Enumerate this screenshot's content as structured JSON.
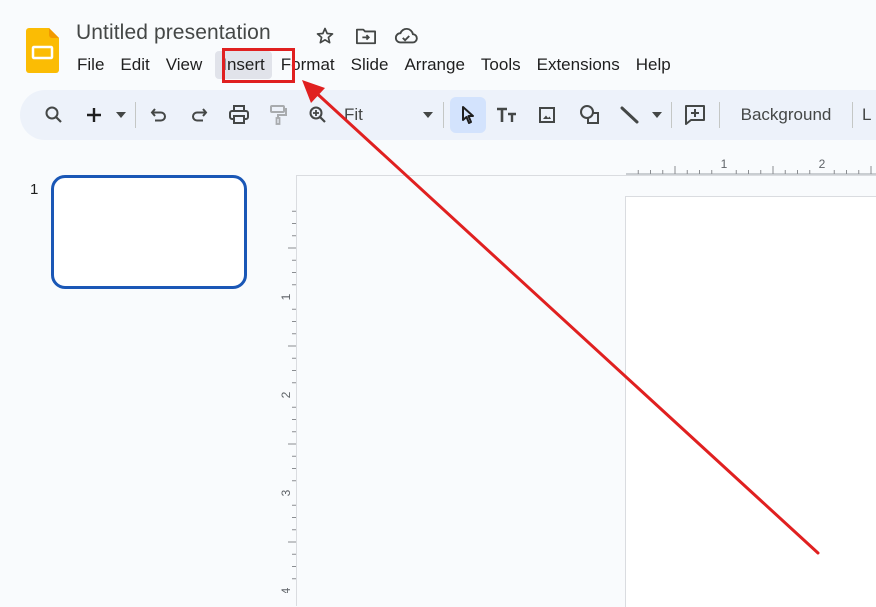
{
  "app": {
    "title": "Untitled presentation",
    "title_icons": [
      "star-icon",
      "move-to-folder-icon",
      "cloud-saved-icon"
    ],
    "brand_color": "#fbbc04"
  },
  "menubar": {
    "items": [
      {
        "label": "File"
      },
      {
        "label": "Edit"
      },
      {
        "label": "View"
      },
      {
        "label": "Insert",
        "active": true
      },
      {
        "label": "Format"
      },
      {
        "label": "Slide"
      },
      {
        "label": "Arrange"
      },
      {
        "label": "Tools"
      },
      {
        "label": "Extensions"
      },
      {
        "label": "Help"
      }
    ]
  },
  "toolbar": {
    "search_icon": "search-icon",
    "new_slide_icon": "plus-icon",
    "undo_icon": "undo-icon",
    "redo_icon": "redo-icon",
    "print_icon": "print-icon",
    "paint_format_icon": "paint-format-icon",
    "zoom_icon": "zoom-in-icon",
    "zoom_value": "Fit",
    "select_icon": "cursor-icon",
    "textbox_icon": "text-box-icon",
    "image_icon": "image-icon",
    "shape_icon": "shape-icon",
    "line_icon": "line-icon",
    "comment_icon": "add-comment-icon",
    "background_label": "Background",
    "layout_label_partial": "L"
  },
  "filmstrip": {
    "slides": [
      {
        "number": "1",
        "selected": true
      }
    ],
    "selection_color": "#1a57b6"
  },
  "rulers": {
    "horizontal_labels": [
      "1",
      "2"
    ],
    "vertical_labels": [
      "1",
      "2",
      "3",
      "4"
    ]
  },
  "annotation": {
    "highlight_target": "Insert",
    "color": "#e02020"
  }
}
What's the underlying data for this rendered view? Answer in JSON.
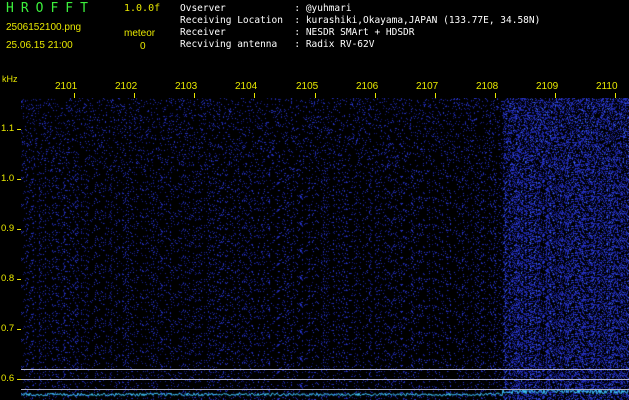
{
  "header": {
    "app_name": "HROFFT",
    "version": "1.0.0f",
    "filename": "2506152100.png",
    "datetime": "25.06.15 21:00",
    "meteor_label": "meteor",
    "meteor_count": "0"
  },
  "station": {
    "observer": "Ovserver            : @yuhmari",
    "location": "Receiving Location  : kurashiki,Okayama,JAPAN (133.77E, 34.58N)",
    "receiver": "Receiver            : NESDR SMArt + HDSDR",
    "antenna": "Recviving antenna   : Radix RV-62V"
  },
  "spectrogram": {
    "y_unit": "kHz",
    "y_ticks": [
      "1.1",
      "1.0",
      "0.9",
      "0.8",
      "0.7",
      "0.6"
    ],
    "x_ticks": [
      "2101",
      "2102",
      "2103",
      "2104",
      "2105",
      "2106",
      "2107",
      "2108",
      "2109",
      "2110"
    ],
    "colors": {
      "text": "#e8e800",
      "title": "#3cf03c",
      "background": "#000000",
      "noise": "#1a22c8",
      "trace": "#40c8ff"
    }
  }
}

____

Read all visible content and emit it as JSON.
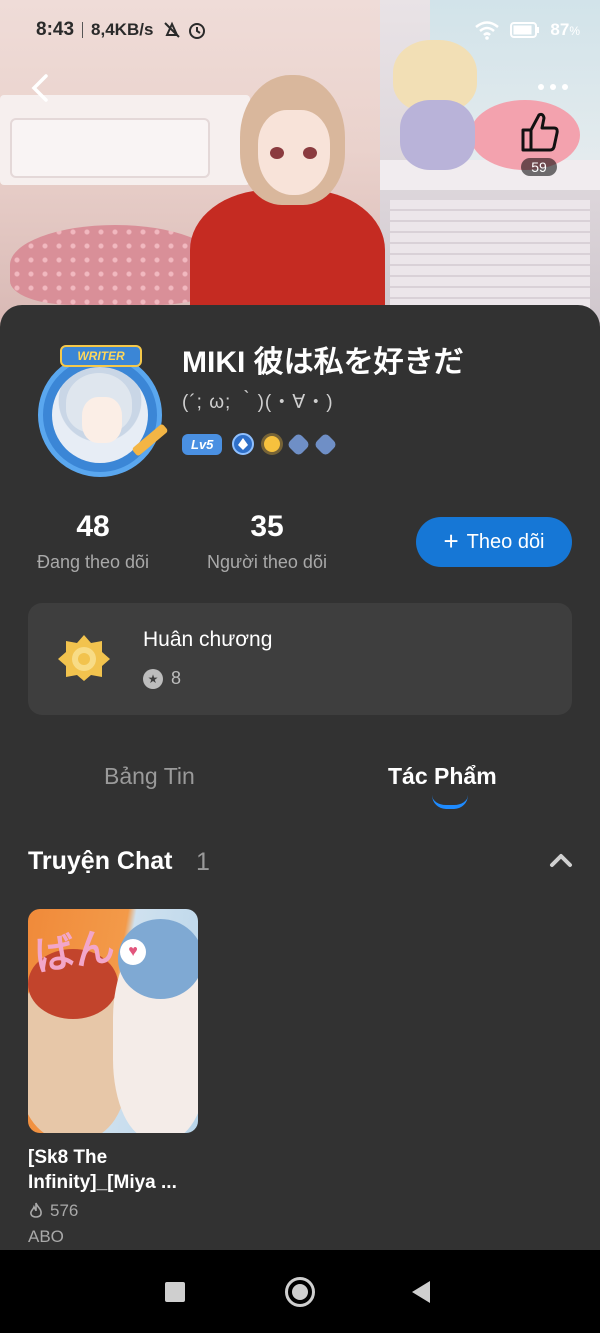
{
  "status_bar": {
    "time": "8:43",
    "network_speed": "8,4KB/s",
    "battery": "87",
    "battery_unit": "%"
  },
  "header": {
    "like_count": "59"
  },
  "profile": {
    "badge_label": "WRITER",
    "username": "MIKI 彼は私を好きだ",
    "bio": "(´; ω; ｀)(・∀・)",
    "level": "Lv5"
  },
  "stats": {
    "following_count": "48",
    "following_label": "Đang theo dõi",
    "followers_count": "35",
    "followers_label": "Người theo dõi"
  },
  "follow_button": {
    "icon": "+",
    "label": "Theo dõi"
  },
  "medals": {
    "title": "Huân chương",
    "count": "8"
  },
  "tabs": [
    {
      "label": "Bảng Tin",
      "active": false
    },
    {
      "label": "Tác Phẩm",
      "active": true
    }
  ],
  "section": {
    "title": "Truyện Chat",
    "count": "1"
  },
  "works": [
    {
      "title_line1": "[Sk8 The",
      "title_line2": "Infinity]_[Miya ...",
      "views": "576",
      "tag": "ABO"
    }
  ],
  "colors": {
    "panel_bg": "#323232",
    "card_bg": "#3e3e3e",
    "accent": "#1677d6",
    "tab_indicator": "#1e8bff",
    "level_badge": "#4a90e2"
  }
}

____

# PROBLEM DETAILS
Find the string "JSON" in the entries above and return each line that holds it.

# ANSWER TO THIS EXERCISE
Enumerate this screenshot's content as structured JSON.
What's the underlying data for this rendered view? Answer in JSON.
Read all visible content and emit it as JSON.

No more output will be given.